Task to carry out | All of these records need to be duplicated exactly.

Data section |

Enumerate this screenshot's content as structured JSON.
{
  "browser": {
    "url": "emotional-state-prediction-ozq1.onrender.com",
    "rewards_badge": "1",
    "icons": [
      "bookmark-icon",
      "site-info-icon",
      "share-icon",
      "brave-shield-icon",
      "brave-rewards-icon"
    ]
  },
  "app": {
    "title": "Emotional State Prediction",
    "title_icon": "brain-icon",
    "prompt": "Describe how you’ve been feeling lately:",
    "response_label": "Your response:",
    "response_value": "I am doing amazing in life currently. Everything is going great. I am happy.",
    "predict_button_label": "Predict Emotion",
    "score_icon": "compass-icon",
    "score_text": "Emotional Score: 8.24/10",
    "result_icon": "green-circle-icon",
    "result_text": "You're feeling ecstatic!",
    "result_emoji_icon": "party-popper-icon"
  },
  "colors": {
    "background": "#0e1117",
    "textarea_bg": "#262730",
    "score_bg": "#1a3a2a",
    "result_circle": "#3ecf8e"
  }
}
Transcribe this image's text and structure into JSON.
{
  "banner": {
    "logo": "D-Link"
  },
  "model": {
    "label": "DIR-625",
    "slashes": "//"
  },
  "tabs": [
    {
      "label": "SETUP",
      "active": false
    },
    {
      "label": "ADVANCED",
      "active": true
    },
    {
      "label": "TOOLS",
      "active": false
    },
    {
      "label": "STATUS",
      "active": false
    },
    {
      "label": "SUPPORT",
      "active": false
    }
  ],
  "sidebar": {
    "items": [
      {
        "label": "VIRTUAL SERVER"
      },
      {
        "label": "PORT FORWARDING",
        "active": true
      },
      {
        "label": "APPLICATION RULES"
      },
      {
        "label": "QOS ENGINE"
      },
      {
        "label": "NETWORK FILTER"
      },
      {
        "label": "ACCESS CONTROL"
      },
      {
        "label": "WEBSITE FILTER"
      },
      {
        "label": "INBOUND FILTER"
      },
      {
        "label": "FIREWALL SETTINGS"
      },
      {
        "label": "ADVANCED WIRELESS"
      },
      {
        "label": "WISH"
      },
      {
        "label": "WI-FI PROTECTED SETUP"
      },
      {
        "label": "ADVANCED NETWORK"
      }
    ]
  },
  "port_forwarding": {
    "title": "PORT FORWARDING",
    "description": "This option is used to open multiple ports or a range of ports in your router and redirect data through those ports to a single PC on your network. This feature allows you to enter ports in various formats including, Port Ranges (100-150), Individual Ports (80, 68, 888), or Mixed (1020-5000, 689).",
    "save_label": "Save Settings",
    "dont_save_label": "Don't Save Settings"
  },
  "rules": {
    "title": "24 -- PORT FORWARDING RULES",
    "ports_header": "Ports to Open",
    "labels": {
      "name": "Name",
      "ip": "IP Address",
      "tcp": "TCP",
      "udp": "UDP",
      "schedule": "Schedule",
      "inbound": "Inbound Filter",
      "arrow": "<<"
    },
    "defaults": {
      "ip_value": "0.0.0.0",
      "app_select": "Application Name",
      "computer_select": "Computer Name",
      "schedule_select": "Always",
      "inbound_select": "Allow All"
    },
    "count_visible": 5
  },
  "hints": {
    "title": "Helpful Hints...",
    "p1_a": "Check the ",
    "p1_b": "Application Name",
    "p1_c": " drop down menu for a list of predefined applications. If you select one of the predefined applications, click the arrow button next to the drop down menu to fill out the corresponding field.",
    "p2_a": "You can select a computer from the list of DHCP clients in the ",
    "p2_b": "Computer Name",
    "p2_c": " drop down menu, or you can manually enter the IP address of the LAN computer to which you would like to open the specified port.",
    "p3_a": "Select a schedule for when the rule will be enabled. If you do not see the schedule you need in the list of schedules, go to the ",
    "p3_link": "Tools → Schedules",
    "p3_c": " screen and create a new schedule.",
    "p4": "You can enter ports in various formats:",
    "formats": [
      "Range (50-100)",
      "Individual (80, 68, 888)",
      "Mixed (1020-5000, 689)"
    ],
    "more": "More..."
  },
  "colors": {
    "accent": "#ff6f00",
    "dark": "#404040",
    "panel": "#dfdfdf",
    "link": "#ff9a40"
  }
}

Result below |
Enumerate this screenshot's content as structured JSON.
{
  "browser": {
    "url": "emotional-state-prediction-ozq1.onrender.com",
    "rewards_badge": "1",
    "icons": [
      "bookmark-icon",
      "site-info-icon",
      "share-icon",
      "brave-shield-icon",
      "brave-rewards-icon"
    ]
  },
  "app": {
    "title": "Emotional State Prediction",
    "title_icon": "brain-icon",
    "prompt": "Describe how you’ve been feeling lately:",
    "response_label": "Your response:",
    "response_value": "I am doing amazing in life currently. Everything is going great. I am happy.",
    "predict_button_label": "Predict Emotion",
    "score_icon": "compass-icon",
    "score_text": "Emotional Score: 8.24/10",
    "result_icon": "green-circle-icon",
    "result_text": "You're feeling ecstatic!",
    "result_emoji_icon": "party-popper-icon"
  },
  "colors": {
    "background": "#0e1117",
    "textarea_bg": "#262730",
    "score_bg": "#1a3a2a",
    "result_circle": "#3ecf8e"
  }
}
Transcribe this image's text and structure into JSON.
{
  "banner": {
    "logo": "D-Link"
  },
  "model": {
    "label": "DIR-625",
    "slashes": "//"
  },
  "tabs": [
    {
      "label": "SETUP",
      "active": false
    },
    {
      "label": "ADVANCED",
      "active": true
    },
    {
      "label": "TOOLS",
      "active": false
    },
    {
      "label": "STATUS",
      "active": false
    },
    {
      "label": "SUPPORT",
      "active": false
    }
  ],
  "sidebar": {
    "items": [
      {
        "label": "VIRTUAL SERVER"
      },
      {
        "label": "PORT FORWARDING",
        "active": true
      },
      {
        "label": "APPLICATION RULES"
      },
      {
        "label": "QOS ENGINE"
      },
      {
        "label": "NETWORK FILTER"
      },
      {
        "label": "ACCESS CONTROL"
      },
      {
        "label": "WEBSITE FILTER"
      },
      {
        "label": "INBOUND FILTER"
      },
      {
        "label": "FIREWALL SETTINGS"
      },
      {
        "label": "ADVANCED WIRELESS"
      },
      {
        "label": "WISH"
      },
      {
        "label": "WI-FI PROTECTED SETUP"
      },
      {
        "label": "ADVANCED NETWORK"
      }
    ]
  },
  "port_forwarding": {
    "title": "PORT FORWARDING",
    "description": "This option is used to open multiple ports or a range of ports in your router and redirect data through those ports to a single PC on your network. This feature allows you to enter ports in various formats including, Port Ranges (100-150), Individual Ports (80, 68, 888), or Mixed (1020-5000, 689).",
    "save_label": "Save Settings",
    "dont_save_label": "Don't Save Settings"
  },
  "rules": {
    "title": "24 -- PORT FORWARDING RULES",
    "ports_header": "Ports to Open",
    "labels": {
      "name": "Name",
      "ip": "IP Address",
      "tcp": "TCP",
      "udp": "UDP",
      "schedule": "Schedule",
      "inbound": "Inbound Filter",
      "arrow": "<<"
    },
    "defaults": {
      "ip_value": "0.0.0.0",
      "app_select": "Application Name",
      "computer_select": "Computer Name",
      "schedule_select": "Always",
      "inbound_select": "Allow All"
    },
    "count_visible": 5
  },
  "hints": {
    "title": "Helpful Hints...",
    "p1_a": "Check the ",
    "p1_b": "Application Name",
    "p1_c": " drop down menu for a list of predefined applications. If you select one of the predefined applications, click the arrow button next to the drop down menu to fill out the corresponding field.",
    "p2_a": "You can select a computer from the list of DHCP clients in the ",
    "p2_b": "Computer Name",
    "p2_c": " drop down menu, or you can manually enter the IP address of the LAN computer to which you would like to open the specified port.",
    "p3_a": "Select a schedule for when the rule will be enabled. If you do not see the schedule you need in the list of schedules, go to the ",
    "p3_link": "Tools → Schedules",
    "p3_c": " screen and create a new schedule.",
    "p4": "You can enter ports in various formats:",
    "formats": [
      "Range (50-100)",
      "Individual (80, 68, 888)",
      "Mixed (1020-5000, 689)"
    ],
    "more": "More..."
  },
  "colors": {
    "accent": "#ff6f00",
    "dark": "#404040",
    "panel": "#dfdfdf",
    "link": "#ff9a40"
  }
}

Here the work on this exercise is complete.